                      in the late 1800's.  It looks like we have another visitor!

Irving Berlin:   I'm Irving Berlin.  I came to America  as an immigrant from  Russia in 1893,
                      and whatever success I have had as a song writer, I owe to this country. 
                      I wrote many songs, and one of my most popular   songs was
                      "God Bless America"  which was introduced in 1938.  I wanted to 
                      express my  gratitude to this country that inspired it.

                                                         SING "GOD BLESS AMERICA"

Irving Berlin:  I also set to music the verse that is inscribed on the base of the
                     Statue of Liberty, and wrote this  song, "Give Me Your Tired, Your Poor".

Emma Lazarus:  Well, Mr. Berlin, I'm Emma Lazarus.  I am the American poet who
                         wrote the poem inscribed on the pedestal of the Statue of Liberty
                         "The New Colossus".  Share the credit sir!

                                           SING "GIVE ME YOUR TIRED, YOUR POOR"

Teacher 2B:  Would the students who have been working on the play about the 
                     Statue of Liberty please come  down?     You have been practicing for this,
                     and we are eager to see your play, "The Lady With the Lamp".

                                                    (Statue of Liberty skit)
                                          PLAY: " THE LADY WITH THE LAMP"
                                         ( See original Patriotic Play for links to this resource.)

Teacher 2A:   Wow!  The Statue of Liberty truly is an incredible piece of art! 
                      The building of our country was a  tremendous undertaking.  The people who 
                       immigrated to America from other countries played an important part in our history.

Student:         Mrs. Conner taught us a song about that -  may we sing it?

                                             SING "WHEN I FIRST CAME TO THIS LAND"

Teacher 2B:  Did you know that when people in other countries learned of opportunities in 
                     America, they began coming here by the thousands.  So many people came
                     to live here in our new nation, we got  nicknamed the "melting pot".
                     All these people came to America to find liberty and freedom.

                                            SING: "BROWN EYES, BLACK EYES"

Teacher 2A:  Boys and girls, look at the time!  You've done such a good job today and 
                    we know you have  learned so much about our great country.  Before we end
                    our day, let's think about how God has blessed our country.
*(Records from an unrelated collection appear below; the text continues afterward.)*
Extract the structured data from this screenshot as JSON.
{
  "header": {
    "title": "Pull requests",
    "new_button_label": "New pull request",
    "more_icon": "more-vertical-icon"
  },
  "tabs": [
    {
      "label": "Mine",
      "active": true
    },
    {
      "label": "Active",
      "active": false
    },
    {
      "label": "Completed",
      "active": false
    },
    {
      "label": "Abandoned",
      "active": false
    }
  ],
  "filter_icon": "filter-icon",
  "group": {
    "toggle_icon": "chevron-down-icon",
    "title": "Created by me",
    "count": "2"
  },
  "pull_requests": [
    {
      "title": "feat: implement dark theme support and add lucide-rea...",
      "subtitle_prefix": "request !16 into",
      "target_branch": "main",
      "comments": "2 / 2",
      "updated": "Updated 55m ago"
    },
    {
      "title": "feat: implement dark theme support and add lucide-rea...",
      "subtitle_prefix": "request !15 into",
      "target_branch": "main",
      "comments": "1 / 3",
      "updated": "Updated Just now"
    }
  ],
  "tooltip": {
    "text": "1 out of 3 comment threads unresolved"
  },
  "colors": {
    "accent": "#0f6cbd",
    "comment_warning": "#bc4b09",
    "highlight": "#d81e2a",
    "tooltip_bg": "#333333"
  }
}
Preacher :      The book of Psalms is a book of praises to God.  Psalm 67 is a song 
                      of praise thanking God for guiding the nations of the earth.

(Class recites Psalm 67 as a choral reading.  Divide the students into groups and assign
certain parts of the psalm to  the groups.)

                                                            PSALM 67

                          "May God be gracious to us and bless us and make his face shine upon us;

                          may your ways be known on earth, your salvation among all nations.

                          May the peoples praise you, O God;  may all the peoples praise you.

                          May the nations be  glad and sing for joy, for you rule the peoples justly
                          and guide the nations of the earth.

                         May the peoples praise you, O God; may all the peoples praise you.

                        Then the land will yield its harvest, and God, our God, will bless us.

                        God will bless us, and the ends of the earth will fear him."

Preacher :   What will the future be like for our country?  No one can say for sure. 
                   What kind of people are we now?   What kind of people will be be? 
                   Psalm 33:12 says, "Blessed is the nation whose God is the Lord."     

                                                        SING: "AMERICA"
                                                                   "BATTLE HYMN OF THE REPUBLIC"
                                                                   "GOD BLESS THE U.S.A."